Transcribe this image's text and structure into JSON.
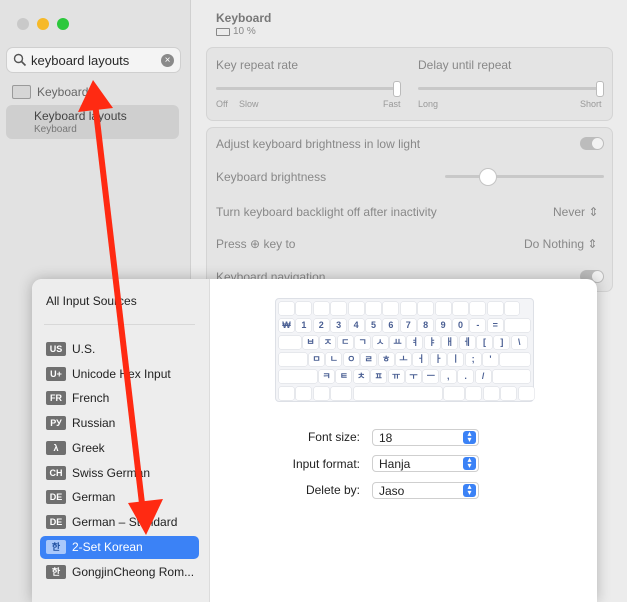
{
  "sidebar": {
    "search_value": "keyboard layouts",
    "keyboard_label": "Keyboard",
    "result_title": "Keyboard layouts",
    "result_sub": "Keyboard"
  },
  "main": {
    "title": "Keyboard",
    "battery": "10 %",
    "repeat_rate": "Key repeat rate",
    "delay": "Delay until repeat",
    "rate_off": "Off",
    "rate_slow": "Slow",
    "rate_fast": "Fast",
    "delay_long": "Long",
    "delay_short": "Short",
    "adjust_brightness": "Adjust keyboard brightness in low light",
    "kb_brightness": "Keyboard brightness",
    "backlight_off": "Turn keyboard backlight off after inactivity",
    "backlight_value": "Never",
    "press_key": "Press",
    "press_key_suffix": "key to",
    "press_value": "Do Nothing",
    "kb_navigation": "Keyboard navigation"
  },
  "panel": {
    "all_sources": "All Input Sources",
    "items": [
      {
        "badge": "US",
        "name": "U.S."
      },
      {
        "badge": "U+",
        "name": "Unicode Hex Input"
      },
      {
        "badge": "FR",
        "name": "French"
      },
      {
        "badge": "РУ",
        "name": "Russian"
      },
      {
        "badge": "λ",
        "name": "Greek"
      },
      {
        "badge": "CH",
        "name": "Swiss German"
      },
      {
        "badge": "DE",
        "name": "German"
      },
      {
        "badge": "DE",
        "name": "German – Standard"
      },
      {
        "badge": "한",
        "name": "2-Set Korean"
      },
      {
        "badge": "한",
        "name": "GongjinCheong Rom..."
      }
    ],
    "font_size_label": "Font size:",
    "font_size_value": "18",
    "input_format_label": "Input format:",
    "input_format_value": "Hanja",
    "delete_by_label": "Delete by:",
    "delete_by_value": "Jaso",
    "keyboard_rows": [
      [
        "₩",
        "1",
        "2",
        "3",
        "4",
        "5",
        "6",
        "7",
        "8",
        "9",
        "0",
        "-",
        "="
      ],
      [
        "ㅂ",
        "ㅈ",
        "ㄷ",
        "ㄱ",
        "ㅅ",
        "ㅛ",
        "ㅕ",
        "ㅑ",
        "ㅐ",
        "ㅔ",
        "[",
        "]",
        "\\"
      ],
      [
        "ㅁ",
        "ㄴ",
        "ㅇ",
        "ㄹ",
        "ㅎ",
        "ㅗ",
        "ㅓ",
        "ㅏ",
        "ㅣ",
        ";",
        "'"
      ],
      [
        "ㅋ",
        "ㅌ",
        "ㅊ",
        "ㅍ",
        "ㅠ",
        "ㅜ",
        "ㅡ",
        ",",
        ".",
        "/"
      ]
    ]
  },
  "colors": {
    "accent": "#3b82f6",
    "arrow": "#ff2a12"
  }
}
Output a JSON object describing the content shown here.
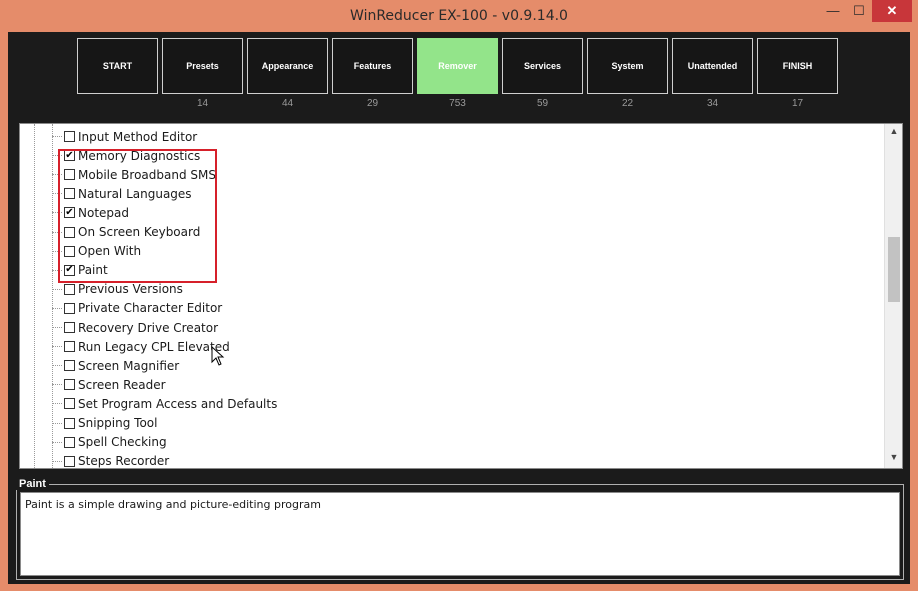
{
  "window": {
    "title": "WinReducer EX-100 - v0.9.14.0",
    "min_glyph": "—",
    "max_glyph": "☐",
    "close_glyph": "✕"
  },
  "tabs": [
    {
      "label": "START",
      "count": "",
      "active": false
    },
    {
      "label": "Presets",
      "count": "14",
      "active": false
    },
    {
      "label": "Appearance",
      "count": "44",
      "active": false
    },
    {
      "label": "Features",
      "count": "29",
      "active": false
    },
    {
      "label": "Remover",
      "count": "753",
      "active": true
    },
    {
      "label": "Services",
      "count": "59",
      "active": false
    },
    {
      "label": "System",
      "count": "22",
      "active": false
    },
    {
      "label": "Unattended",
      "count": "34",
      "active": false
    },
    {
      "label": "FINISH",
      "count": "17",
      "active": false
    }
  ],
  "tree": {
    "items": [
      {
        "label": "Input Method Editor",
        "checked": false
      },
      {
        "label": "Memory Diagnostics",
        "checked": true
      },
      {
        "label": "Mobile Broadband SMS",
        "checked": false
      },
      {
        "label": "Natural Languages",
        "checked": false
      },
      {
        "label": "Notepad",
        "checked": true
      },
      {
        "label": "On Screen Keyboard",
        "checked": false
      },
      {
        "label": "Open With",
        "checked": false
      },
      {
        "label": "Paint",
        "checked": true
      },
      {
        "label": "Previous Versions",
        "checked": false
      },
      {
        "label": "Private Character Editor",
        "checked": false
      },
      {
        "label": "Recovery Drive Creator",
        "checked": false
      },
      {
        "label": "Run Legacy CPL Elevated",
        "checked": false
      },
      {
        "label": "Screen Magnifier",
        "checked": false
      },
      {
        "label": "Screen Reader",
        "checked": false
      },
      {
        "label": "Set Program Access and Defaults",
        "checked": false
      },
      {
        "label": "Snipping Tool",
        "checked": false
      },
      {
        "label": "Spell Checking",
        "checked": false
      },
      {
        "label": "Steps Recorder",
        "checked": false
      }
    ]
  },
  "description": {
    "title": "Paint",
    "text": "Paint is a simple drawing and picture-editing program"
  },
  "colors": {
    "frame": "#e58c6a",
    "content_bg": "#1b1b1b",
    "active_tab": "#93e48a",
    "close_button": "#c8363a",
    "highlight_box": "#d6202a"
  },
  "icons": {
    "checkmark": "✔",
    "scroll_up": "▲",
    "scroll_down": "▼"
  }
}
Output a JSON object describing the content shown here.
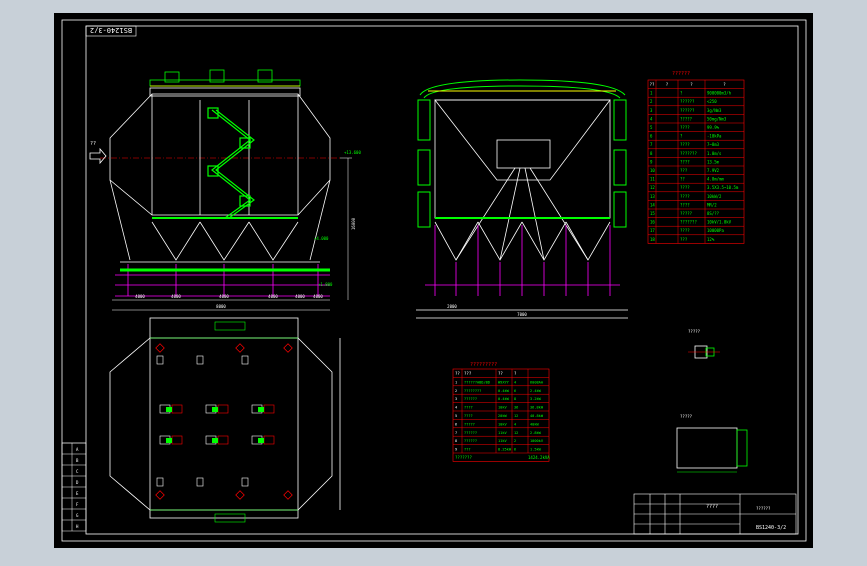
{
  "drawing": {
    "stamp_top_left": "BS1240-3/2",
    "title_block_code": "BS1240-3/2",
    "title_block_name": "??????",
    "title_block_center": "????",
    "inlet_arrow_label": "??",
    "colors": {
      "background": "#000000",
      "frame": "#ffffff",
      "structure": "#ffffff",
      "stairs": "#00ff00",
      "pipes": "#ff00ff",
      "tables": "#ff0000",
      "table_text": "#00ff00",
      "dim": "#00ff00",
      "viewport_bg": "#c8d0d8"
    }
  },
  "param_table": {
    "title": "??????",
    "headers": [
      "??",
      "?",
      "?",
      "?"
    ],
    "rows": [
      [
        "1",
        "?",
        "900000m3/h"
      ],
      [
        "2",
        "??????",
        "<250"
      ],
      [
        "3",
        "??????",
        "3g/Nm3"
      ],
      [
        "4",
        "?????",
        "50mg/Nm3"
      ],
      [
        "5",
        "????",
        "99.9%"
      ],
      [
        "6",
        "?",
        "-10kPa"
      ],
      [
        "7",
        "????",
        "7~8m3"
      ],
      [
        "8",
        "???????",
        "1.0m/s"
      ],
      [
        "9",
        "????",
        "13.5m"
      ],
      [
        "10",
        "???",
        "7.9V2"
      ],
      [
        "11",
        "??",
        "4.8m/mm"
      ],
      [
        "12",
        "????",
        "3.5X3.5~10.5m"
      ],
      [
        "13",
        "????",
        "10kW/2"
      ],
      [
        "14",
        "????",
        "MR/2"
      ],
      [
        "15",
        "?????",
        "8S/??"
      ],
      [
        "16",
        "???????",
        "10kV/1.0kV"
      ],
      [
        "17",
        "????",
        "10000Pa"
      ],
      [
        "18",
        "???",
        "12%"
      ]
    ]
  },
  "equip_table": {
    "title": "?????????",
    "headers": [
      "??",
      "???",
      "??",
      "?"
    ],
    "rows": [
      [
        "1",
        "??????ABD/BD",
        "W9XYY",
        "4",
        "6008AA"
      ],
      [
        "2",
        "????????",
        "0.4kW",
        "6",
        "2.4kW"
      ],
      [
        "3",
        "??????",
        "0.4kW",
        "8",
        "3.2kW"
      ],
      [
        "4",
        "????",
        "10kV",
        "36",
        "36.8kW"
      ],
      [
        "5",
        "????",
        "20kW",
        "12",
        "40.8kW"
      ],
      [
        "6",
        "?????",
        "10kV",
        "4",
        "40kW"
      ],
      [
        "7",
        "??????",
        "11kV",
        "12",
        "2.8kW"
      ],
      [
        "8",
        "??????",
        "11kV",
        "2",
        "1000kV"
      ],
      [
        "9",
        "???",
        "8.25kW",
        "6",
        "1.5kW"
      ]
    ],
    "footer_label": "???????",
    "footer_value": "1424.2kVA"
  },
  "detail_labels": {
    "small_detail": "?????",
    "section_detail": "?????"
  },
  "dimensions": {
    "front_width": "8000",
    "front_bay_1": "4000",
    "front_bay_2": "4000",
    "front_bay_3": "4000",
    "front_bay_4": "4000",
    "front_bay_5": "4000",
    "front_bay_6": "4000",
    "side_width": "7000",
    "side_inner": "2000",
    "height_total": "16000",
    "elev_top": "+13.600",
    "elev_mid": "+4.000",
    "elev_low": "+1.800"
  },
  "revision_block_rows": [
    "A",
    "B",
    "C",
    "D",
    "E",
    "F",
    "G",
    "H"
  ]
}
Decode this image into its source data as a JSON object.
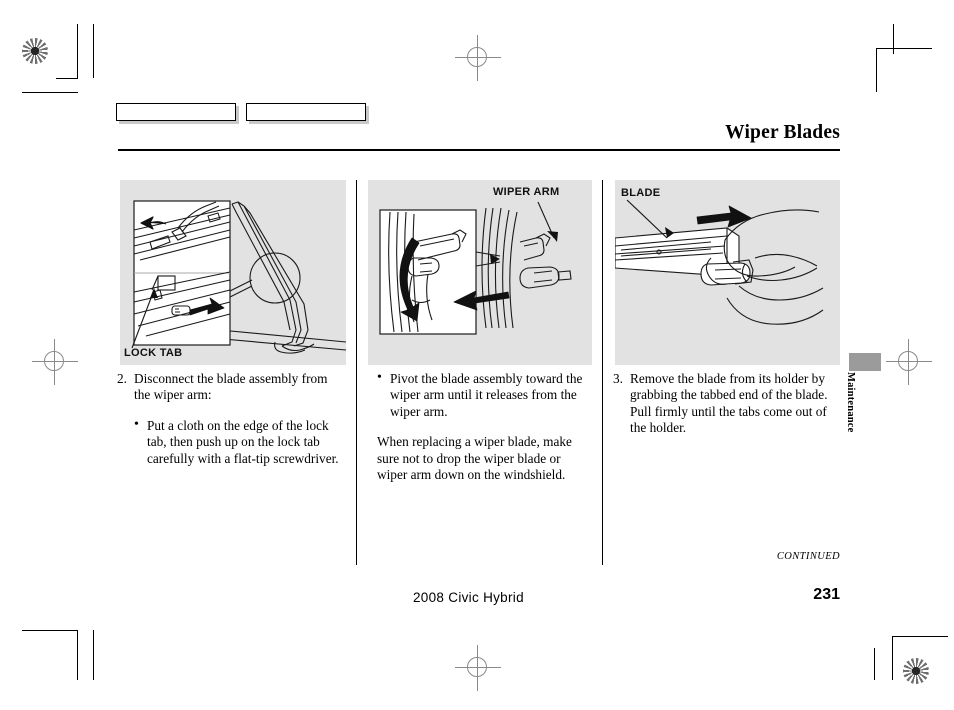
{
  "document": {
    "title": "Wiper Blades",
    "page_number": "231",
    "model_footer": "2008  Civic  Hybrid",
    "continued_label": "CONTINUED",
    "section_tab": "Maintenance"
  },
  "index_tabs": [
    {
      "name": "index-tab-1",
      "label": ""
    },
    {
      "name": "index-tab-2",
      "label": ""
    }
  ],
  "panels": [
    {
      "id": "panel-lock-tab",
      "label": "LOCK TAB",
      "illustration": "wiper-blade-lock-tab-diagram"
    },
    {
      "id": "panel-wiper-arm",
      "label": "WIPER ARM",
      "illustration": "wiper-arm-pivot-diagram"
    },
    {
      "id": "panel-blade",
      "label": "BLADE",
      "illustration": "blade-removal-hand-diagram"
    }
  ],
  "columns": [
    {
      "id": "column-1",
      "blocks": [
        {
          "type": "numbered",
          "number": "2.",
          "text": "Disconnect the blade assembly from the wiper arm:"
        },
        {
          "type": "bullet",
          "text": "Put a cloth on the edge of the lock tab, then push up on the lock tab carefully with a flat-tip screwdriver."
        }
      ]
    },
    {
      "id": "column-2",
      "blocks": [
        {
          "type": "bullet",
          "text": "Pivot the blade assembly toward the wiper arm until it releases from the wiper arm."
        },
        {
          "type": "paragraph",
          "text": "When replacing a wiper blade, make sure not to drop the wiper blade or wiper arm down on the windshield."
        }
      ]
    },
    {
      "id": "column-3",
      "blocks": [
        {
          "type": "numbered",
          "number": "3.",
          "text": "Remove the blade from its holder by grabbing the tabbed end of the blade. Pull firmly until the tabs come out of the holder."
        }
      ]
    }
  ],
  "colors": {
    "panel_background": "#e2e2e2",
    "tab_gray": "#9b9b9b",
    "rule": "#000000",
    "text": "#000000"
  }
}
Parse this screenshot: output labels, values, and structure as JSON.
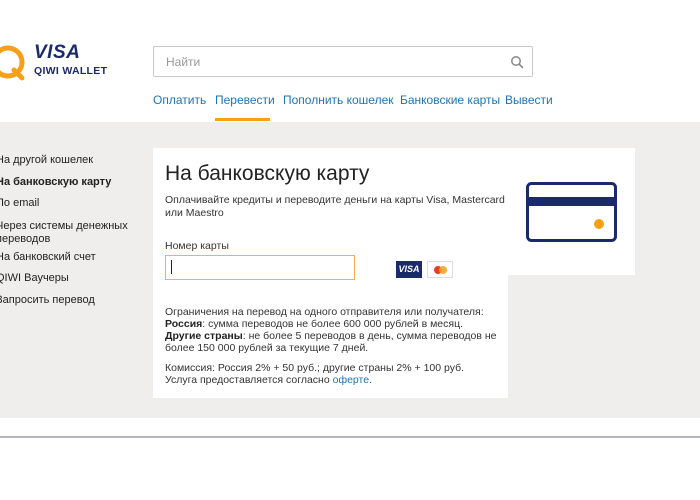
{
  "brand": {
    "visa": "VISA",
    "qiwi": "QIWI WALLET",
    "colors": {
      "navy": "#1a2a6c",
      "orange": "#f6a01a",
      "link": "#1d74b3"
    }
  },
  "search": {
    "placeholder": "Найти",
    "value": "",
    "icon": "search-icon"
  },
  "nav": {
    "items": [
      {
        "label": "Оплатить"
      },
      {
        "label": "Перевести",
        "active": true
      },
      {
        "label": "Пополнить кошелек"
      },
      {
        "label": "Банковские карты"
      },
      {
        "label": "Вывести"
      }
    ]
  },
  "sidebar": {
    "items": [
      {
        "label": "На другой кошелек"
      },
      {
        "label": "На банковскую карту",
        "active": true
      },
      {
        "label": "По email"
      },
      {
        "label": "Через системы денежных",
        "label2": "переводов"
      },
      {
        "label": "На банковский счет"
      },
      {
        "label": "QIWI Ваучеры"
      },
      {
        "label": "Запросить перевод"
      }
    ]
  },
  "main": {
    "title": "На банковскую карту",
    "description": "Оплачивайте кредиты и переводите деньги на карты Visa, Mastercard или Maestro",
    "card_field": {
      "label": "Номер карты",
      "value": "",
      "placeholder": ""
    },
    "badges": {
      "visa": "VISA"
    },
    "limits": {
      "intro": "Ограничения на перевод на одного отправителя или получателя:",
      "russia_label": "Россия",
      "russia_text": ": сумма переводов не более 600 000 рублей в месяц.",
      "other_label": "Другие страны",
      "other_text": ": не более 5 переводов в день, сумма переводов не более 150 000 рублей за текущие 7 дней."
    },
    "commission": {
      "text": "Комиссия: Россия 2% + 50 руб.; другие страны 2% + 100 руб.",
      "service_text": "Услуга предоставляется согласно ",
      "offer_link": "оферте",
      "offer_suffix": "."
    }
  }
}
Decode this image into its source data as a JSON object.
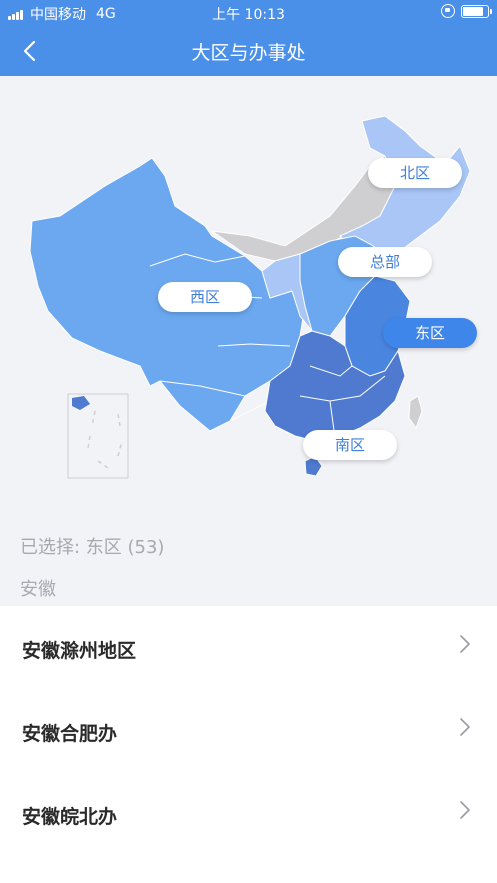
{
  "status_bar": {
    "carrier": "中国移动",
    "network": "4G",
    "time": "上午 10:13"
  },
  "nav": {
    "title": "大区与办事处",
    "back_icon": "chevron-left-icon"
  },
  "map": {
    "regions": [
      {
        "name": "北区",
        "selected": false
      },
      {
        "name": "总部",
        "selected": false
      },
      {
        "name": "西区",
        "selected": false
      },
      {
        "name": "东区",
        "selected": true
      },
      {
        "name": "南区",
        "selected": false
      }
    ],
    "colors": {
      "west": "#6ba8ef",
      "north": "#a9c6f6",
      "east": "#4a86e0",
      "south": "#4f7ad0",
      "unassigned": "#cfcfd1"
    }
  },
  "selection": {
    "selected_text": "已选择: 东区 (53)",
    "province": "安徽"
  },
  "offices": [
    {
      "name": "安徽滁州地区"
    },
    {
      "name": "安徽合肥办"
    },
    {
      "name": "安徽皖北办"
    }
  ]
}
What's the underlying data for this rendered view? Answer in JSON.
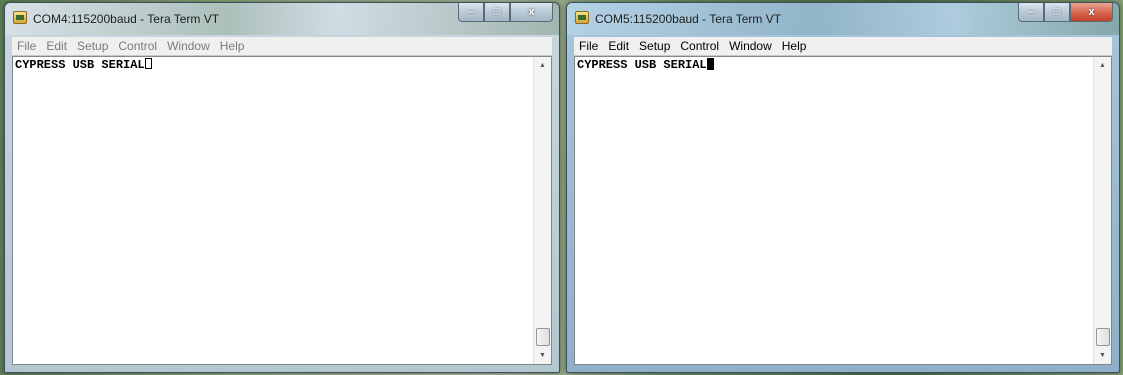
{
  "windows": [
    {
      "title": "COM4:115200baud - Tera Term VT",
      "state": "inactive",
      "menu": [
        "File",
        "Edit",
        "Setup",
        "Control",
        "Window",
        "Help"
      ],
      "terminal_text": "CYPRESS USB SERIAL",
      "cursor": "hollow",
      "caption_buttons": {
        "minimize": "–",
        "maximize": "□",
        "close": "x"
      },
      "scroll": {
        "up": "▲",
        "down": "▼"
      }
    },
    {
      "title": "COM5:115200baud - Tera Term VT",
      "state": "active",
      "menu": [
        "File",
        "Edit",
        "Setup",
        "Control",
        "Window",
        "Help"
      ],
      "terminal_text": "CYPRESS USB SERIAL",
      "cursor": "solid",
      "caption_buttons": {
        "minimize": "–",
        "maximize": "□",
        "close": "x"
      },
      "scroll": {
        "up": "▲",
        "down": "▼"
      }
    }
  ]
}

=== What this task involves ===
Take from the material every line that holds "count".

=== Task answer ===
      "count": "",
      "count": "14",
      "count": "44",
      "count": "29",
      "count": "753",
      "count": "59",
      "count": "22",
      "count": "34",
      "count": "17",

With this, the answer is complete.